Secondly, theory predicts everyone in a social network will put in their best effort if they can closely monitor each others actions. Transparency forces everyone to work harder because failure to do so threatens their position in the network and leaves them to face risks alone. But does this result hold in reality?
We plan to conduct the project in India, where costs will be significantly low and we will be able to make the most of your money.
To know: USD 1 = Indian Rupees (INR) 60
Most of the funding needed in this project is because of the monetary incentives provided for subject participation. Each participant in the study will be paid INR 100 to show up for the study and play various games during a 1.5 hour session. His behavior during this period will be recorded and would provide us with the data needed for this research. The games have a real monetary incentive to elicit true behavior of the subject. An average respondent will earn INR 300 (excluding the show-up fee) for a session. This amount is close to the average daily wage in urban India during 2007-2008. We will conduct 15 sessions and interview 15 participants in each session. For each session, hiring a computer lab and other equipment will cost INR 1000. Bringing the total cost of the experiment to INR 105000 (USD 1750).
Meet the Team
Team BioJagori is currently a third year PhD student in Economics at the University of Washington. Her primary research interests are in behavioral and experimental economics, development economics, and social network analysis. At present, she is also a Research Assistant for an NGO, Landesa, that advocates land rights in developing countries. Over the past couple of years, she has served as a research and teaching assistant at the UW. Previously, she was an intern at Centre for Micro Finance in India, where she focused on program evaluation projects.

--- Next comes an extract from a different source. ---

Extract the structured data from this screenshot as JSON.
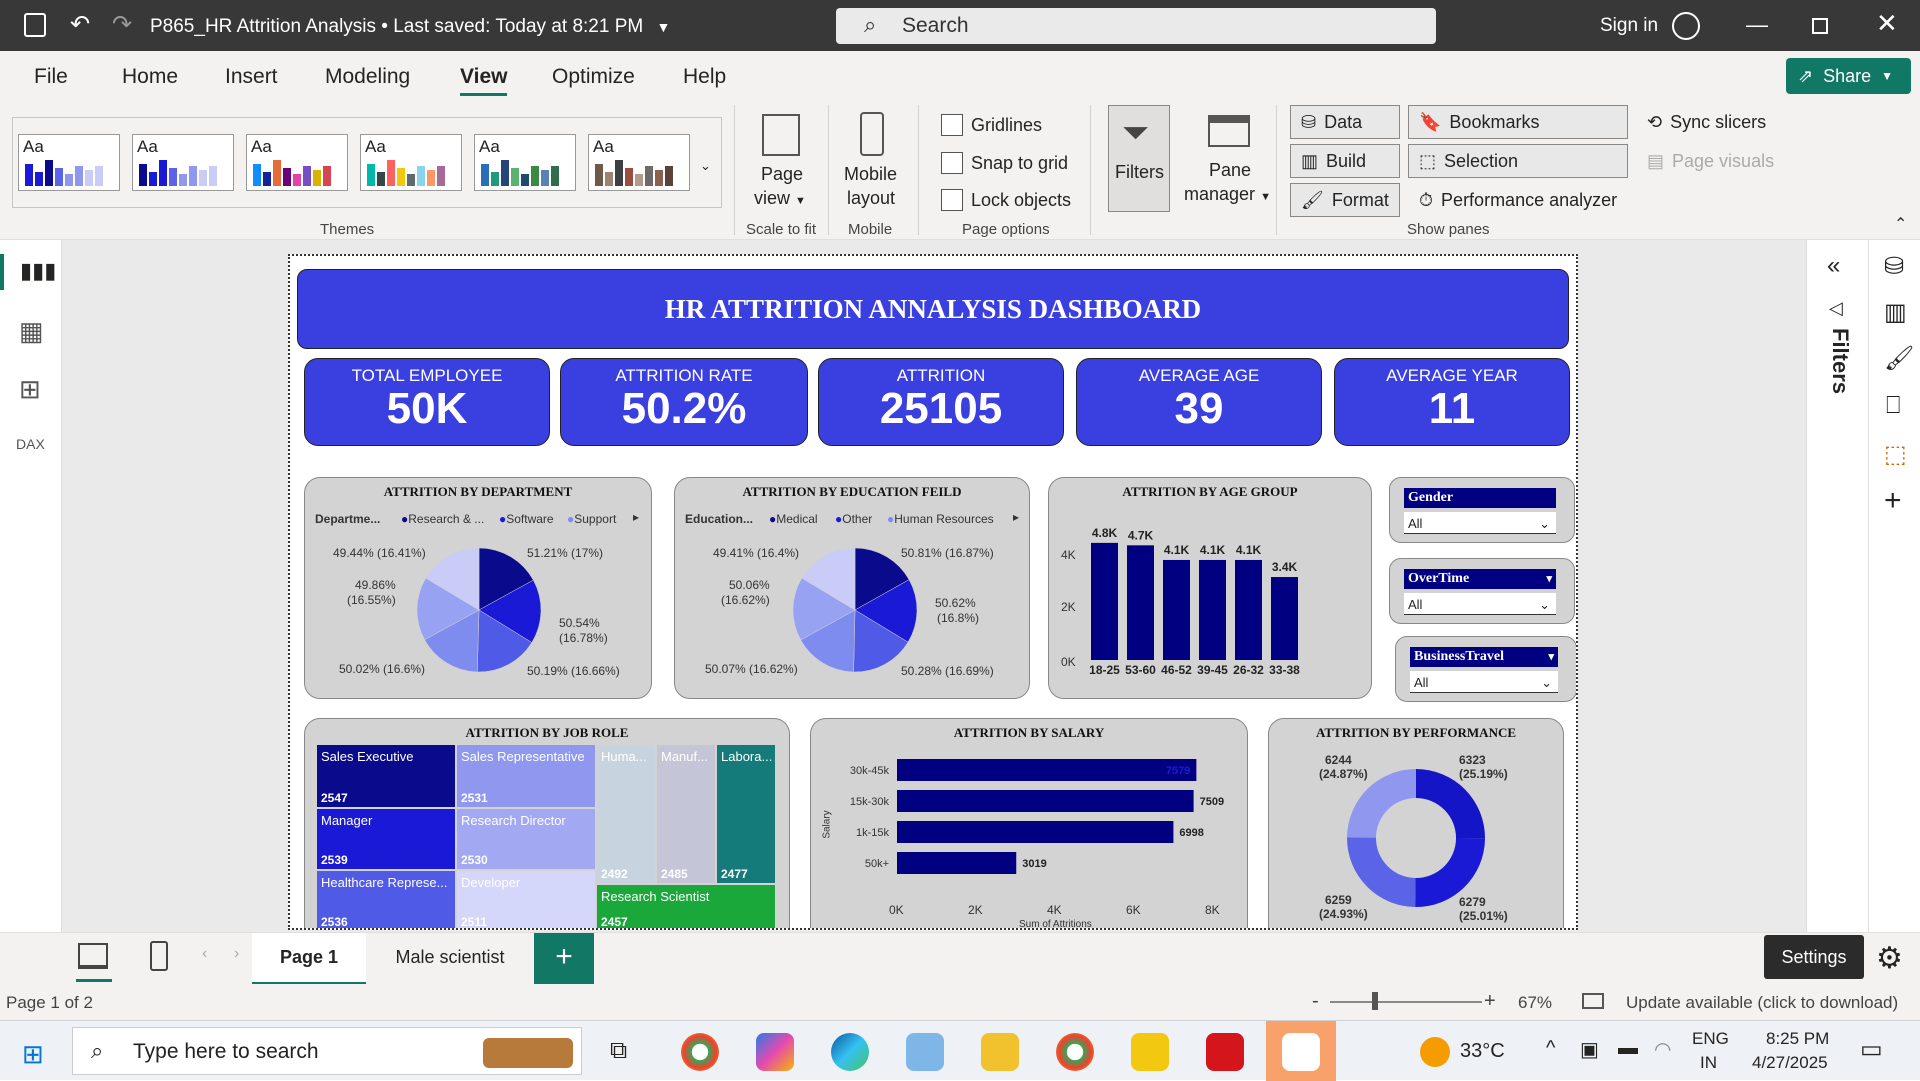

Jane is also a 3rd year PhD student in the Economics department at the University of Washington. She received a BA from Rice University in math. Her primary research interests are theoretical microeconomics, contract theory, matching, experimental economics, and social networks. She has previously worked as an RA for the National Bureau of Economics Research in Cambridge, MA and the Center for Reinventing Public Education in Seattle, WA.
Additional InformationApart from regular updates from the field, more generous supporters of the project will receive numerous gifts from India:
A pack of photo postcards (for donations below $101).
A handicraft item - ranging from wall decor to small metal statues (for donations between $101 and $200).
A Kashmiri Shawl (for donations above $200).
- $420Total Donations
- $38.18Average Donation